A throng of left-wing activists gathered in the heart of Moscow, demanding fair elections and social justice. The rally took place on the heels of massive opposition protests that have been hitting the city for three weekends.

The Communist Party (KPRF) demonstration, sanctioned by Moscow authorities, kicked off at noon on Sakharov Avenue, a spacious, usually busy place that's been temporarily pedestrianized by police. Attendance at the rally initially seemed modest, with around 500 protesters turning up, but more people joined as the day progressed.

Aside from KPRF, there were also members of smaller left-wing groups who chose to join forces with the larger party. Moscow police estimated that over 4,100 people attended the event.

The venue was full of red flags and banners, and some demonstrators even exhibited portraits of Stalin and Lenin.

Although the demonstration centered around the forthcoming city council elections, the communists and their allies took the opportunity to deliver a broader anti-establishment message. "We reject oligarchs that rob the people and strip them of their right to a free and peaceful vote," Gennady Zyuganov, the long-time KPRF leader, tweeted.

Speaking at the rally, he also vowed to "restore the Soviet Union in a new form."

The scheduled gathering went peacefully, although there was some level of police presence in the area. Officers checked bags and secured the perimeter, while the city blocked traffic and cancelled bus services on the avenue.

Russia's communists joined the chorus of government critics after their own candidates were disqualified from running for seats in Moscow's 45-member city legislature.
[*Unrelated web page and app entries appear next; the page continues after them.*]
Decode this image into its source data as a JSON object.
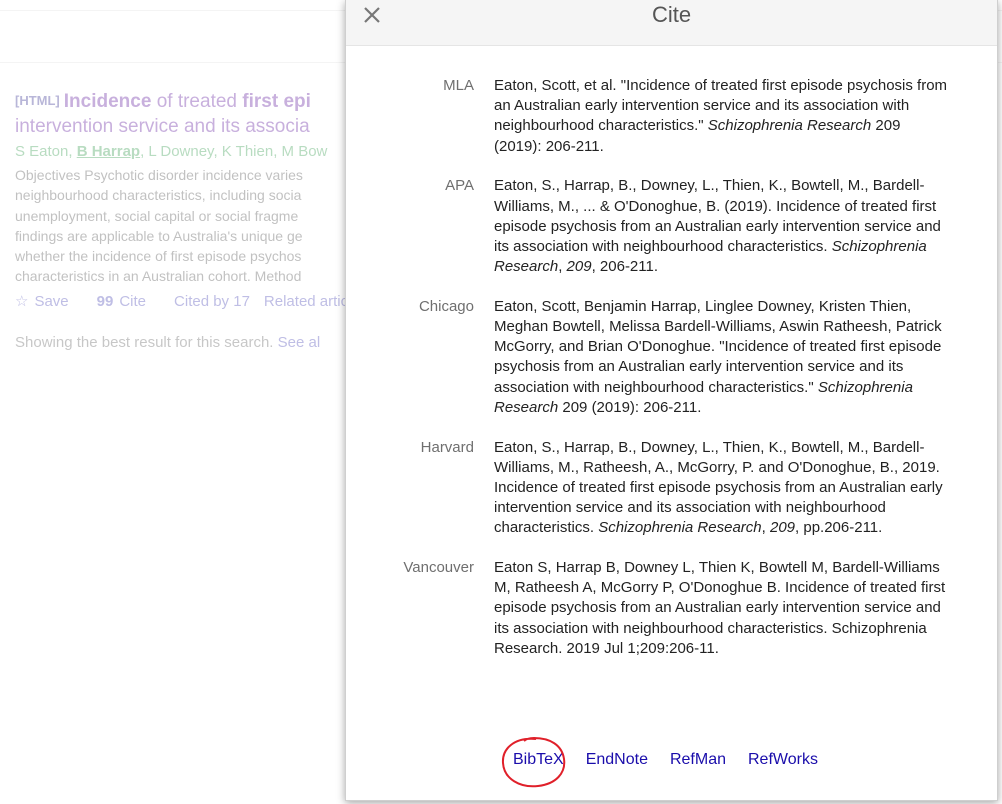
{
  "dialog": {
    "title": "Cite",
    "close_label": "×",
    "citations": [
      {
        "format": "MLA",
        "text": {
          "pre": "Eaton, Scott, et al. \"Incidence of treated first episode psychosis from an Australian early intervention service and its association with neighbourhood characteristics.\" ",
          "italic": "Schizophrenia Research",
          "post": " 209 (2019): 206-211."
        }
      },
      {
        "format": "APA",
        "text": {
          "pre": "Eaton, S., Harrap, B., Downey, L., Thien, K., Bowtell, M., Bardell-Williams, M., ... & O'Donoghue, B. (2019). Incidence of treated first episode psychosis from an Australian early intervention service and its association with neighbourhood characteristics. ",
          "italic": "Schizophrenia Research",
          "mid": ", ",
          "italic2": "209",
          "post": ", 206-211."
        }
      },
      {
        "format": "Chicago",
        "text": {
          "pre": "Eaton, Scott, Benjamin Harrap, Linglee Downey, Kristen Thien, Meghan Bowtell, Melissa Bardell-Williams, Aswin Ratheesh, Patrick McGorry, and Brian O'Donoghue. \"Incidence of treated first episode psychosis from an Australian early intervention service and its association with neighbourhood characteristics.\" ",
          "italic": "Schizophrenia Research",
          "post": " 209 (2019): 206-211."
        }
      },
      {
        "format": "Harvard",
        "text": {
          "pre": "Eaton, S., Harrap, B., Downey, L., Thien, K., Bowtell, M., Bardell-Williams, M., Ratheesh, A., McGorry, P. and O'Donoghue, B., 2019. Incidence of treated first episode psychosis from an Australian early intervention service and its association with neighbourhood characteristics. ",
          "italic": "Schizophrenia Research",
          "mid": ", ",
          "italic2": "209",
          "post": ", pp.206-211."
        }
      },
      {
        "format": "Vancouver",
        "text": {
          "pre": "Eaton S, Harrap B, Downey L, Thien K, Bowtell M, Bardell-Williams M, Ratheesh A, McGorry P, O'Donoghue B. Incidence of treated first episode psychosis from an Australian early intervention service and its association with neighbourhood characteristics. Schizophrenia Research. 2019 Jul 1;209:206-11."
        }
      }
    ],
    "exports": [
      "BibTeX",
      "EndNote",
      "RefMan",
      "RefWorks"
    ],
    "highlight_color": "#e0202a"
  },
  "result": {
    "tag": "[HTML]",
    "title_bold1": "Incidence",
    "title_mid": " of treated ",
    "title_bold2": "first epi",
    "title_line2": "intervention service and its associa",
    "authors": {
      "pre": "S Eaton, ",
      "highlight": "B Harrap",
      "post": ", L Downey, K Thien, M Bow"
    },
    "snippet": [
      "Objectives Psychotic disorder incidence varies",
      "neighbourhood characteristics, including socia",
      "unemployment, social capital or social fragme",
      "findings are applicable to Australia's unique ge",
      "whether the incidence of first episode psychos",
      "characteristics in an Australian cohort. Method"
    ],
    "actions": {
      "save": "Save",
      "cite": "Cite",
      "cited_by": "Cited by 17",
      "related": "Related artic"
    }
  },
  "best_result": {
    "text": "Showing the best result for this search. ",
    "link": "See al"
  },
  "colors": {
    "title": "#9b6fc2",
    "authors": "#7fbf8e",
    "action_link": "#8b89cf",
    "export_link": "#1a0dab"
  }
}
Earlier this month, they demanded the sacking of the head of the local electoral commission, Valentin Gorbunov, and triggered massive opposition rallies.

Muscovites are set to elect members to the next city council next month. Earlier, the authorities disqualified dozens of independent candidates who wanted to contest the election.

The electoral commission claimed that too many of the required signatures belonging eligible voters were invalid, sparking outrage among liberal opposition figures and their followers. On July 27, they staged a massive unsanctioned gathering in Moscow, followed by another one on August 3.

A wave of street protests saw a total of 3,000 protesters detained over alleged attacks on police officers. The latest rally on August 10 turned out to be the biggest, with at least 20,000 people taking to the streets of downtown Moscow, according to police figures. White Counter, a crowd-counting NGO, put the number of protesters at 50,000.

Although it wasn't violent, 136 people were arrested after they left the agreed location on Sakharov Avenue and marched through the city center, chanting anti-government slogans.

This Saturday, the city authorities banned the liberals from demonstrating, with Lyubov Sobol, an emerging protest leader, urging followers not to take part in any gathering.